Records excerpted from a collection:
%%
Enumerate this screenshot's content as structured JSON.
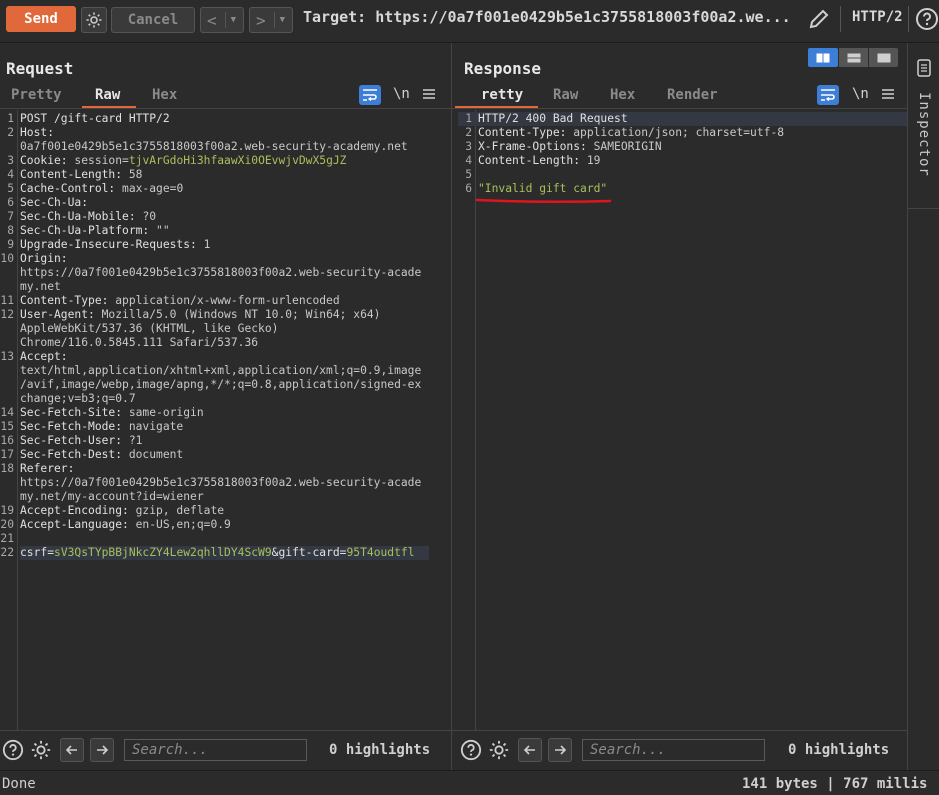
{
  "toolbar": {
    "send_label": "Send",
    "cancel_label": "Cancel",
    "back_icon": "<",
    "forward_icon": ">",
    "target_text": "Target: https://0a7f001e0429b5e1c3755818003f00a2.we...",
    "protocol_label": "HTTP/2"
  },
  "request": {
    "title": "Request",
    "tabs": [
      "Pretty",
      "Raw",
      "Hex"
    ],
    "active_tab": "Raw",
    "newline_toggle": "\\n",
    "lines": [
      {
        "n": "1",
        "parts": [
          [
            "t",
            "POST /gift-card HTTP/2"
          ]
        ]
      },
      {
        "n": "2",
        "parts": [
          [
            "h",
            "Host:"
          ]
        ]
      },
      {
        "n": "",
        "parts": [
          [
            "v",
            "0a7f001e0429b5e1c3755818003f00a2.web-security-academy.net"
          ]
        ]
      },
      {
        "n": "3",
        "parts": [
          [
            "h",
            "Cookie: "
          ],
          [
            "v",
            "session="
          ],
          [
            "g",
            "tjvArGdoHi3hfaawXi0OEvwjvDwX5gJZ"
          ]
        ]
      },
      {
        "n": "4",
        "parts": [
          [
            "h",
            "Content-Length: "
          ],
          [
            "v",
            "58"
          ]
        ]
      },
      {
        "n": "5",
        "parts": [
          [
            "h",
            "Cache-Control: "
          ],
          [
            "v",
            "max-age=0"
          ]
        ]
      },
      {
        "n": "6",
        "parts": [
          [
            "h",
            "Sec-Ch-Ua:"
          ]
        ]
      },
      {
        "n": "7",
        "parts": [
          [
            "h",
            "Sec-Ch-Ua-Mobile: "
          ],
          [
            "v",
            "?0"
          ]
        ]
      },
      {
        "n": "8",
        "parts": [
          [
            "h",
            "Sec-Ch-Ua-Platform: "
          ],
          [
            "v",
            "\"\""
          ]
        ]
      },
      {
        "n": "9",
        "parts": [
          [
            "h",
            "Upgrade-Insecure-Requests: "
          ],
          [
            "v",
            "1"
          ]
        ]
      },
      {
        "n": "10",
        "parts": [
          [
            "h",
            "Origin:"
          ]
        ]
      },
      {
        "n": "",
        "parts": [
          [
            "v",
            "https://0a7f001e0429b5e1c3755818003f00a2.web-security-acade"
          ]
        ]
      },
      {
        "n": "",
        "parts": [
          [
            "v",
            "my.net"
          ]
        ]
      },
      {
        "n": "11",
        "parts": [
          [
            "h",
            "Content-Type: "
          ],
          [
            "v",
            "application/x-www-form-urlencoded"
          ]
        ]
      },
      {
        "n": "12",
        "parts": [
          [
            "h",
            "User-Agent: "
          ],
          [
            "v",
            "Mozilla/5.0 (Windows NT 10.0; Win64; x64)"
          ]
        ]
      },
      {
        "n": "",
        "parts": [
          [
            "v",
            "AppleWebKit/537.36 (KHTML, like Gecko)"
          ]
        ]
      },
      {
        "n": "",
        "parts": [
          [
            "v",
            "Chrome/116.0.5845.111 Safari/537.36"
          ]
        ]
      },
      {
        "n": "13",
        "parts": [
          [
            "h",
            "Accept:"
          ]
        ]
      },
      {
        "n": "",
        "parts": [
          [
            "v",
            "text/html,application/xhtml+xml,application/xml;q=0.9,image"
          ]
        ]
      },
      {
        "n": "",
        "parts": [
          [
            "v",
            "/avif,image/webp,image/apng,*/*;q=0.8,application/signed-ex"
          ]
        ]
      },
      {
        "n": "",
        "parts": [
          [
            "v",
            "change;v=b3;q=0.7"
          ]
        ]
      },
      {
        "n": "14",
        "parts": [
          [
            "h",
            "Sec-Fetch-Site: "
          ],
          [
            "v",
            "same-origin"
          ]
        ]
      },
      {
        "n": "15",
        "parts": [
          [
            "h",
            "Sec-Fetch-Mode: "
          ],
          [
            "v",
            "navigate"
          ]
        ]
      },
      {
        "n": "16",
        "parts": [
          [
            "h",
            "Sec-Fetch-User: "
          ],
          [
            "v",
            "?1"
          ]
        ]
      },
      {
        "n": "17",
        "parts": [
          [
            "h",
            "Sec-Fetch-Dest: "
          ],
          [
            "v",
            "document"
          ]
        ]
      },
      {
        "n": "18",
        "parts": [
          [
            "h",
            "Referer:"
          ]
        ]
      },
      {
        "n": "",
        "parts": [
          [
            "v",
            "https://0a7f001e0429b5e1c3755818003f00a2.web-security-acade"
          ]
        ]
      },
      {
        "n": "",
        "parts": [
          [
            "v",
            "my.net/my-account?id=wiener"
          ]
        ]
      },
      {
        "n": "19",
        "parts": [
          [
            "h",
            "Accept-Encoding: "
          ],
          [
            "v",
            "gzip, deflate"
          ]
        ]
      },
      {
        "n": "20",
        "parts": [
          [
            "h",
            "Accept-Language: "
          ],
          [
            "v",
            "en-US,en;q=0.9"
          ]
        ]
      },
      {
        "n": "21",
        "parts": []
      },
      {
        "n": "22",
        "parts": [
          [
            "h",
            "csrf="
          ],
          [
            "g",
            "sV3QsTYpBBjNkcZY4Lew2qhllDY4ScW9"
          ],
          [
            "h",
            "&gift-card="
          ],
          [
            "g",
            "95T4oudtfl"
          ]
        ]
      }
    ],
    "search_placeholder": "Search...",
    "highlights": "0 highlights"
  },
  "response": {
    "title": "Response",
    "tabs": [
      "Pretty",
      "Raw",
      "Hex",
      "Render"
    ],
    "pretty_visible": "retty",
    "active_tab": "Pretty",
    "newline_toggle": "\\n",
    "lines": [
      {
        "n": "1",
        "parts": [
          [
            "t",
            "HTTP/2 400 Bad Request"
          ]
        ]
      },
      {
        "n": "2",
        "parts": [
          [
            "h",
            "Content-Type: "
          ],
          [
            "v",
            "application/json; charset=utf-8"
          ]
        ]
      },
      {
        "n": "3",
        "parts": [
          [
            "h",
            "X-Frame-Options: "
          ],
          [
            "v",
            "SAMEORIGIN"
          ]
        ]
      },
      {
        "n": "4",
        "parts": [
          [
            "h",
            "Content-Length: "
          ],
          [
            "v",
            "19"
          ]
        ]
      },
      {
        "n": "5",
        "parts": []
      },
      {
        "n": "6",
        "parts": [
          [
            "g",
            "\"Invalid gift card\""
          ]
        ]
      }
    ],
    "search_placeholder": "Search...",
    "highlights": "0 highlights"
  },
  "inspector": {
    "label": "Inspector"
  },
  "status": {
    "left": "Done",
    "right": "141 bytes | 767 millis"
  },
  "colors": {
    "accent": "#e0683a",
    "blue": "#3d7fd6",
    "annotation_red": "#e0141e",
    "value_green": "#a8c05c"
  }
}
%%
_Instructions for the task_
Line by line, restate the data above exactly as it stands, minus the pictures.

_Your solution_
Enumerate this screenshot's content as structured JSON.
{
  "toolbar": {
    "send_label": "Send",
    "cancel_label": "Cancel",
    "back_icon": "<",
    "forward_icon": ">",
    "target_text": "Target: https://0a7f001e0429b5e1c3755818003f00a2.we...",
    "protocol_label": "HTTP/2"
  },
  "request": {
    "title": "Request",
    "tabs": [
      "Pretty",
      "Raw",
      "Hex"
    ],
    "active_tab": "Raw",
    "newline_toggle": "\\n",
    "lines": [
      {
        "n": "1",
        "parts": [
          [
            "t",
            "POST /gift-card HTTP/2"
          ]
        ]
      },
      {
        "n": "2",
        "parts": [
          [
            "h",
            "Host:"
          ]
        ]
      },
      {
        "n": "",
        "parts": [
          [
            "v",
            "0a7f001e0429b5e1c3755818003f00a2.web-security-academy.net"
          ]
        ]
      },
      {
        "n": "3",
        "parts": [
          [
            "h",
            "Cookie: "
          ],
          [
            "v",
            "session="
          ],
          [
            "g",
            "tjvArGdoHi3hfaawXi0OEvwjvDwX5gJZ"
          ]
        ]
      },
      {
        "n": "4",
        "parts": [
          [
            "h",
            "Content-Length: "
          ],
          [
            "v",
            "58"
          ]
        ]
      },
      {
        "n": "5",
        "parts": [
          [
            "h",
            "Cache-Control: "
          ],
          [
            "v",
            "max-age=0"
          ]
        ]
      },
      {
        "n": "6",
        "parts": [
          [
            "h",
            "Sec-Ch-Ua:"
          ]
        ]
      },
      {
        "n": "7",
        "parts": [
          [
            "h",
            "Sec-Ch-Ua-Mobile: "
          ],
          [
            "v",
            "?0"
          ]
        ]
      },
      {
        "n": "8",
        "parts": [
          [
            "h",
            "Sec-Ch-Ua-Platform: "
          ],
          [
            "v",
            "\"\""
          ]
        ]
      },
      {
        "n": "9",
        "parts": [
          [
            "h",
            "Upgrade-Insecure-Requests: "
          ],
          [
            "v",
            "1"
          ]
        ]
      },
      {
        "n": "10",
        "parts": [
          [
            "h",
            "Origin:"
          ]
        ]
      },
      {
        "n": "",
        "parts": [
          [
            "v",
            "https://0a7f001e0429b5e1c3755818003f00a2.web-security-acade"
          ]
        ]
      },
      {
        "n": "",
        "parts": [
          [
            "v",
            "my.net"
          ]
        ]
      },
      {
        "n": "11",
        "parts": [
          [
            "h",
            "Content-Type: "
          ],
          [
            "v",
            "application/x-www-form-urlencoded"
          ]
        ]
      },
      {
        "n": "12",
        "parts": [
          [
            "h",
            "User-Agent: "
          ],
          [
            "v",
            "Mozilla/5.0 (Windows NT 10.0; Win64; x64)"
          ]
        ]
      },
      {
        "n": "",
        "parts": [
          [
            "v",
            "AppleWebKit/537.36 (KHTML, like Gecko)"
          ]
        ]
      },
      {
        "n": "",
        "parts": [
          [
            "v",
            "Chrome/116.0.5845.111 Safari/537.36"
          ]
        ]
      },
      {
        "n": "13",
        "parts": [
          [
            "h",
            "Accept:"
          ]
        ]
      },
      {
        "n": "",
        "parts": [
          [
            "v",
            "text/html,application/xhtml+xml,application/xml;q=0.9,image"
          ]
        ]
      },
      {
        "n": "",
        "parts": [
          [
            "v",
            "/avif,image/webp,image/apng,*/*;q=0.8,application/signed-ex"
          ]
        ]
      },
      {
        "n": "",
        "parts": [
          [
            "v",
            "change;v=b3;q=0.7"
          ]
        ]
      },
      {
        "n": "14",
        "parts": [
          [
            "h",
            "Sec-Fetch-Site: "
          ],
          [
            "v",
            "same-origin"
          ]
        ]
      },
      {
        "n": "15",
        "parts": [
          [
            "h",
            "Sec-Fetch-Mode: "
          ],
          [
            "v",
            "navigate"
          ]
        ]
      },
      {
        "n": "16",
        "parts": [
          [
            "h",
            "Sec-Fetch-User: "
          ],
          [
            "v",
            "?1"
          ]
        ]
      },
      {
        "n": "17",
        "parts": [
          [
            "h",
            "Sec-Fetch-Dest: "
          ],
          [
            "v",
            "document"
          ]
        ]
      },
      {
        "n": "18",
        "parts": [
          [
            "h",
            "Referer:"
          ]
        ]
      },
      {
        "n": "",
        "parts": [
          [
            "v",
            "https://0a7f001e0429b5e1c3755818003f00a2.web-security-acade"
          ]
        ]
      },
      {
        "n": "",
        "parts": [
          [
            "v",
            "my.net/my-account?id=wiener"
          ]
        ]
      },
      {
        "n": "19",
        "parts": [
          [
            "h",
            "Accept-Encoding: "
          ],
          [
            "v",
            "gzip, deflate"
          ]
        ]
      },
      {
        "n": "20",
        "parts": [
          [
            "h",
            "Accept-Language: "
          ],
          [
            "v",
            "en-US,en;q=0.9"
          ]
        ]
      },
      {
        "n": "21",
        "parts": []
      },
      {
        "n": "22",
        "parts": [
          [
            "h",
            "csrf="
          ],
          [
            "g",
            "sV3QsTYpBBjNkcZY4Lew2qhllDY4ScW9"
          ],
          [
            "h",
            "&gift-card="
          ],
          [
            "g",
            "95T4oudtfl"
          ]
        ]
      }
    ],
    "search_placeholder": "Search...",
    "highlights": "0 highlights"
  },
  "response": {
    "title": "Response",
    "tabs": [
      "Pretty",
      "Raw",
      "Hex",
      "Render"
    ],
    "pretty_visible": "retty",
    "active_tab": "Pretty",
    "newline_toggle": "\\n",
    "lines": [
      {
        "n": "1",
        "parts": [
          [
            "t",
            "HTTP/2 400 Bad Request"
          ]
        ]
      },
      {
        "n": "2",
        "parts": [
          [
            "h",
            "Content-Type: "
          ],
          [
            "v",
            "application/json; charset=utf-8"
          ]
        ]
      },
      {
        "n": "3",
        "parts": [
          [
            "h",
            "X-Frame-Options: "
          ],
          [
            "v",
            "SAMEORIGIN"
          ]
        ]
      },
      {
        "n": "4",
        "parts": [
          [
            "h",
            "Content-Length: "
          ],
          [
            "v",
            "19"
          ]
        ]
      },
      {
        "n": "5",
        "parts": []
      },
      {
        "n": "6",
        "parts": [
          [
            "g",
            "\"Invalid gift card\""
          ]
        ]
      }
    ],
    "search_placeholder": "Search...",
    "highlights": "0 highlights"
  },
  "inspector": {
    "label": "Inspector"
  },
  "status": {
    "left": "Done",
    "right": "141 bytes | 767 millis"
  },
  "colors": {
    "accent": "#e0683a",
    "blue": "#3d7fd6",
    "annotation_red": "#e0141e",
    "value_green": "#a8c05c"
  }
}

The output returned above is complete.